Multiple cases of yearbook pranks are in the news this month as students around the country receive their books:
- Students at Marysville High School in northern California opened their yearbooks earlier this month to see nearly 200 sexual innuendos and errors.
- In Cupertino, California, Monta Vista High School students opened their books June 5 and found an anti-semitic prank in the latest edition of their yearbook. A student changed the name of a Jewish student in a team sports photo by inserting the word “Jew.”
- A student hacker at an Oregon middle school inserted “inappropriate material into yearbook page designs before the book was sent to print. School officials only discovered the hacking after the pages were already the printer and it was too late to fix.

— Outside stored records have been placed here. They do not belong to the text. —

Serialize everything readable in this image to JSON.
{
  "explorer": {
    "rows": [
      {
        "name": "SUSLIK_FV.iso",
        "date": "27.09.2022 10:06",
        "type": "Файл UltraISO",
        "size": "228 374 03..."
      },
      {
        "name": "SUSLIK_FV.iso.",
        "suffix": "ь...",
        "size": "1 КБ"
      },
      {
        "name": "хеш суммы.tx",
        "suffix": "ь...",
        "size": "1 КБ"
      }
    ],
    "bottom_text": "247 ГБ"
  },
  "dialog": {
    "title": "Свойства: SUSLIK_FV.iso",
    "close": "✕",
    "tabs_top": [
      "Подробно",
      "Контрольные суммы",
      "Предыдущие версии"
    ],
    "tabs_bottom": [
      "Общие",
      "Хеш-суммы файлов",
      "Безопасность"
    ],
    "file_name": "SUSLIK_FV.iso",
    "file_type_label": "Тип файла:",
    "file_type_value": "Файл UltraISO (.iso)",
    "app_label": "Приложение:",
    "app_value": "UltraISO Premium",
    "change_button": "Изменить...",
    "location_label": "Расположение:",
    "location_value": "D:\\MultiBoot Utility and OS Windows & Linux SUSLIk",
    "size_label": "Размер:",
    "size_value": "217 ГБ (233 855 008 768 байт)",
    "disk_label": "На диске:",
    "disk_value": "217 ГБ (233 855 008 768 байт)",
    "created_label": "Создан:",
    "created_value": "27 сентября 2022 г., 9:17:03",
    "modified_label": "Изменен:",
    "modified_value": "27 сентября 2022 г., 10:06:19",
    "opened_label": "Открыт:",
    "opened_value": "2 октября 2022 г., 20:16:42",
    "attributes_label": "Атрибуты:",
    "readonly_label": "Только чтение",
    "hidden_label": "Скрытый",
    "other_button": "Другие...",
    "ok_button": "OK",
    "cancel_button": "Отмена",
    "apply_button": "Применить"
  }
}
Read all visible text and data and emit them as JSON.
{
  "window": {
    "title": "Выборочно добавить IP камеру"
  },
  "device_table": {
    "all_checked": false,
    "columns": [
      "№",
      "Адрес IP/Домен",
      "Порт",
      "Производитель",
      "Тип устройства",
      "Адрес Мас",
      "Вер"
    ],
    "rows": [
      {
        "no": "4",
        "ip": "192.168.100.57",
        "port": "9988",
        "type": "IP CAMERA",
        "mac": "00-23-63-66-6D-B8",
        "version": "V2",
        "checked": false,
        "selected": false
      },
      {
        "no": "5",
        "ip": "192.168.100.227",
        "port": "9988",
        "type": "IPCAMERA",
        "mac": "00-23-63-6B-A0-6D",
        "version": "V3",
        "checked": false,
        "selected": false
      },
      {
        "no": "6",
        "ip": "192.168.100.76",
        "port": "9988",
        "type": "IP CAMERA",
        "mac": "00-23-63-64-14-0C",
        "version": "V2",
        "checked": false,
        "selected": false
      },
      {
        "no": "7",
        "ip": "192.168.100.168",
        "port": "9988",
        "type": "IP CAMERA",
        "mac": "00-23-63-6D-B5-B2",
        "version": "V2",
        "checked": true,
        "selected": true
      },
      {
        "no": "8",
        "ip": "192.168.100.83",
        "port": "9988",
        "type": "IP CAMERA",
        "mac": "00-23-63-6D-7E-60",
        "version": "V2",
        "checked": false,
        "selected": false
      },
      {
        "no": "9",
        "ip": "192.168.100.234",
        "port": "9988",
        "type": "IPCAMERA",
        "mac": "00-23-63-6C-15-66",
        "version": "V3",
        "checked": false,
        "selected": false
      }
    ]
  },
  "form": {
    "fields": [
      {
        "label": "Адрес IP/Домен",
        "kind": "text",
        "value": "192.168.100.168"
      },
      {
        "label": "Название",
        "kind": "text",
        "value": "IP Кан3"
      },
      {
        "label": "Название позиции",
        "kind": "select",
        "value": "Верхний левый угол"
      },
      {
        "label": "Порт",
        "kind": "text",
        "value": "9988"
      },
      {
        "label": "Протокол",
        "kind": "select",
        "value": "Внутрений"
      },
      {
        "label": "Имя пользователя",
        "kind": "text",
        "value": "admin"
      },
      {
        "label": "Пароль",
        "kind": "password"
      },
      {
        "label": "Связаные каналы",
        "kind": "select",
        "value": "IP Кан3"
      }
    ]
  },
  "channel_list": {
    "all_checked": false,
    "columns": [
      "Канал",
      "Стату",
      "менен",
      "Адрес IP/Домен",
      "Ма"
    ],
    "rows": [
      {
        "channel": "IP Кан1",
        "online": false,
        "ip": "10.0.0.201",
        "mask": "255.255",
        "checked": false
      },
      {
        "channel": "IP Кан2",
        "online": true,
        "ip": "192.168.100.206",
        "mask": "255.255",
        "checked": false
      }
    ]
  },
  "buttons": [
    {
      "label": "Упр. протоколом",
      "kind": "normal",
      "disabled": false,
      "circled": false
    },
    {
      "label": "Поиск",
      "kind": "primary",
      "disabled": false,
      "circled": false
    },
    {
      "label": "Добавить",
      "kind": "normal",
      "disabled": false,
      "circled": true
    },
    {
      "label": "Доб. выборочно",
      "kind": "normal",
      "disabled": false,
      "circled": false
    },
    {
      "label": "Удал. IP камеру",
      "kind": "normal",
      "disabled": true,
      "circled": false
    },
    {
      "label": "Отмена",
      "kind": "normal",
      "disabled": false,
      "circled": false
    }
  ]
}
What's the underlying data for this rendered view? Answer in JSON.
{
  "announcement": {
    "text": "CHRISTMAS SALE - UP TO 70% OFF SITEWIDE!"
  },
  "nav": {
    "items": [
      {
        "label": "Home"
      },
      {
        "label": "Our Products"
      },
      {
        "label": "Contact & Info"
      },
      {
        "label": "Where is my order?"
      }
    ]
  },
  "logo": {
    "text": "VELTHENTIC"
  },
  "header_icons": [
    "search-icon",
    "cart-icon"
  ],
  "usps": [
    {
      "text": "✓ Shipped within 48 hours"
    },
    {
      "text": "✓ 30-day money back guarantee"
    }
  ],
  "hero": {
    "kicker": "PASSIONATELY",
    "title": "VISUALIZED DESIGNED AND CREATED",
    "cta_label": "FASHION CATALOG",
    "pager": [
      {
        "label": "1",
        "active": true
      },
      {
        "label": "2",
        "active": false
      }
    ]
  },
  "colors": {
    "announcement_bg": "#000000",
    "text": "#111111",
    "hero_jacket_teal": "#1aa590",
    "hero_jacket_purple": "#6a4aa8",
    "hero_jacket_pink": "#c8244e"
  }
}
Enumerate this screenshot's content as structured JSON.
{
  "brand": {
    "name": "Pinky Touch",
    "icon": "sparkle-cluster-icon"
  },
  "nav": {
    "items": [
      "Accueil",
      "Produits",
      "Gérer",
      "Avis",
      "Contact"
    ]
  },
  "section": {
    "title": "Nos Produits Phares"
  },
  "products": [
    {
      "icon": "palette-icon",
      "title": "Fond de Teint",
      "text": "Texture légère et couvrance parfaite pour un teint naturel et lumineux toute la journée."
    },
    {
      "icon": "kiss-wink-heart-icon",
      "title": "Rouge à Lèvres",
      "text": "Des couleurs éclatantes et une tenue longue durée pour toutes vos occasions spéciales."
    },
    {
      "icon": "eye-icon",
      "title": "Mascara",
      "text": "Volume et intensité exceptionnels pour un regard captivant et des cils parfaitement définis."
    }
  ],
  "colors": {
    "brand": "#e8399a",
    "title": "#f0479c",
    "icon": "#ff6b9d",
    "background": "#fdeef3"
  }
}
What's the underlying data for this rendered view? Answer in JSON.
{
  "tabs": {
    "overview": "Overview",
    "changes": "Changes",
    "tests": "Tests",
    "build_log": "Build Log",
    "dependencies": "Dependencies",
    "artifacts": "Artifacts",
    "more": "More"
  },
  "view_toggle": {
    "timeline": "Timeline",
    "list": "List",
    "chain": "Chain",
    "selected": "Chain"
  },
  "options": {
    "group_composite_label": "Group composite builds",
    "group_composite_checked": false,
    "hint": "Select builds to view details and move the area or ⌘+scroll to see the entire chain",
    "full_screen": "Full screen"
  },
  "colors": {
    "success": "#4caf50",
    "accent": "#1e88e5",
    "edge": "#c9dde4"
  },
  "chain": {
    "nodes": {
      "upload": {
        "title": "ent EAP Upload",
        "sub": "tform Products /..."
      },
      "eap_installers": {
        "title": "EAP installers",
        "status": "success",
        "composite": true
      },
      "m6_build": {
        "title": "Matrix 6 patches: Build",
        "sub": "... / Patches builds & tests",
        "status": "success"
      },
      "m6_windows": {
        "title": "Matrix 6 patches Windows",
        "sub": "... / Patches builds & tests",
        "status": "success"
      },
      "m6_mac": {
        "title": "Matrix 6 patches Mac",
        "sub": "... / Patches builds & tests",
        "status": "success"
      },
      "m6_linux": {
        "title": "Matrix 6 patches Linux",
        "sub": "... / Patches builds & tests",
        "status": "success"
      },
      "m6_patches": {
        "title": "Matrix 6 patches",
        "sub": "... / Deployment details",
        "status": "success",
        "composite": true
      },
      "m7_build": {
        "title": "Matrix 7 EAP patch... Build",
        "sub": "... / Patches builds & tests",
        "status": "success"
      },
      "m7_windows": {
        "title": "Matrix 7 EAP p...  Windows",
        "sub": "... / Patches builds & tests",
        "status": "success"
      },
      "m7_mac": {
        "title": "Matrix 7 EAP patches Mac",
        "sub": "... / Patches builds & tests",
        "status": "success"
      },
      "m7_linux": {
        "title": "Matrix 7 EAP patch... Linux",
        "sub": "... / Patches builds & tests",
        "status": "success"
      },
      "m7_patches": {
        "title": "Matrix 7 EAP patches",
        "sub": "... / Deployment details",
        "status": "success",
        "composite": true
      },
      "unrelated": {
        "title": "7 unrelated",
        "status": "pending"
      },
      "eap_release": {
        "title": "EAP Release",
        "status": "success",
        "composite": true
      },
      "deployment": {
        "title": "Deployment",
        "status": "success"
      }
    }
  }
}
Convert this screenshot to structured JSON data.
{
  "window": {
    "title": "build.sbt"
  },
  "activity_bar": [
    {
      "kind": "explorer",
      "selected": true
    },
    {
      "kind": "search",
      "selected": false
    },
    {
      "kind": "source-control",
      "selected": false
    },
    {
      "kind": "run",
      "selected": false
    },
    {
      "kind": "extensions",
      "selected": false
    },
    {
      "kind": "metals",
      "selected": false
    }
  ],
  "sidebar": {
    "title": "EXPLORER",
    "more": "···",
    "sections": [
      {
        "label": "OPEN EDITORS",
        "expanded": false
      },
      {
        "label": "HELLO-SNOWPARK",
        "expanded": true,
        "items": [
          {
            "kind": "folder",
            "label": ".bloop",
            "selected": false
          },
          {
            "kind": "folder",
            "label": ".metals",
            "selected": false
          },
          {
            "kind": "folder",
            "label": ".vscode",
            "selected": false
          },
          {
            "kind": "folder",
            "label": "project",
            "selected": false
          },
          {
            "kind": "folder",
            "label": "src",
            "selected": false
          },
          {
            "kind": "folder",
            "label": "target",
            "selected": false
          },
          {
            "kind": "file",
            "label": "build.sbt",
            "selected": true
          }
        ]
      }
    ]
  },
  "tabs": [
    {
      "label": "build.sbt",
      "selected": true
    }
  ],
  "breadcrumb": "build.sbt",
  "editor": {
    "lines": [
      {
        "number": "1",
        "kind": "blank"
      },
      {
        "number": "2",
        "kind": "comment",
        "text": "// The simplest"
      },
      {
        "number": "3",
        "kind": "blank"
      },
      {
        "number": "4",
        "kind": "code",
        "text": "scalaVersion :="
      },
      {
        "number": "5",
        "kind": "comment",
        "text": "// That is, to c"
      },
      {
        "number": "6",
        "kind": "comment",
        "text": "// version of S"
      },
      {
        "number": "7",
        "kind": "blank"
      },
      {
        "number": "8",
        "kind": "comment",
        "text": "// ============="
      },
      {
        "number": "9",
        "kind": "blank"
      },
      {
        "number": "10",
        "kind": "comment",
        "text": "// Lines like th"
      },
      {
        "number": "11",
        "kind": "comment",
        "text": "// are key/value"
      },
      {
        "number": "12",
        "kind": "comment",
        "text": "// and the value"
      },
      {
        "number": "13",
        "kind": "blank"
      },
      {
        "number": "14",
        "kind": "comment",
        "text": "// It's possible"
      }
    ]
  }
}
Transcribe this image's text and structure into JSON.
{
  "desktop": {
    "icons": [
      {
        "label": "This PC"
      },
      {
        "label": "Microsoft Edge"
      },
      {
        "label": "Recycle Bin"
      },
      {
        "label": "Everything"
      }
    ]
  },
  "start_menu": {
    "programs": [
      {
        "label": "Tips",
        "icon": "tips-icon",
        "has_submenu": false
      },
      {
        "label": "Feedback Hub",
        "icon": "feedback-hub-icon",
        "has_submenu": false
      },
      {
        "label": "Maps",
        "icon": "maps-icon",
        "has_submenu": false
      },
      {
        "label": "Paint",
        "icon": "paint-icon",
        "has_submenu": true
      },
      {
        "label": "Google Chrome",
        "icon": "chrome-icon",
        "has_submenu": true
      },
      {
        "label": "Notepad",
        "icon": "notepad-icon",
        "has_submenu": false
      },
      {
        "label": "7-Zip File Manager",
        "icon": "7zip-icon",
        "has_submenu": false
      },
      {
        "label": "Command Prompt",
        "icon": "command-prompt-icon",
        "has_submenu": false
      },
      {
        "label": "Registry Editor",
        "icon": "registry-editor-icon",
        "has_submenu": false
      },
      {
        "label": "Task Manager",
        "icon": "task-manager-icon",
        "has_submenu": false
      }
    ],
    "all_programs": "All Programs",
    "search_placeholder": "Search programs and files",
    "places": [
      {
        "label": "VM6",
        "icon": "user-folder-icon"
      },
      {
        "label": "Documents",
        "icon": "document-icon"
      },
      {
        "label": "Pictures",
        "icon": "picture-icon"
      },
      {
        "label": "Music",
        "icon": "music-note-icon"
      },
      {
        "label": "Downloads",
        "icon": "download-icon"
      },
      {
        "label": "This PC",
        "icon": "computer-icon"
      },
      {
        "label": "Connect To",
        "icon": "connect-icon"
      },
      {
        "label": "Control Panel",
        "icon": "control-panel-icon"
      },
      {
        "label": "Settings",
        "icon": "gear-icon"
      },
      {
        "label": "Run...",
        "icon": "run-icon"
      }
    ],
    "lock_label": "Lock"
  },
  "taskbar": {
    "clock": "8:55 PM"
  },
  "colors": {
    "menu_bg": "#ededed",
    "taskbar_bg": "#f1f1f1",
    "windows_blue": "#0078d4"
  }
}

Stickers were placed over the inappropriate content, but students were able to peel them off, prompting administrators to ask for students to return the books.
As the SPLC’s fall 2013 edition of the Report noted, a handful of yearbook vandalism incidents occur every year around May and June, as many school sessions come to a close, and can sometimes cost schools thousands of dollars in for reprinting.
Some advisers and yearbook companies take steps to try and prevent vandalism. Most rely on systems that limit page access to specific students or the adviser, thus limiting the student pranksters’ ability to make changes after they’ve already been proofed by editors.
“When I hear of other yearbook’s situations it’s always a ‘There but for the grace of God go I’ kind of moment,” Soboroff told the Report.
For the pranksters, there are varying consequences. Punishments for the offenders usually range in school disciplinary actions or civil lawsuits, but one case in Columbia, Missouri, last year resulted in criminal charges (they were later dismissed).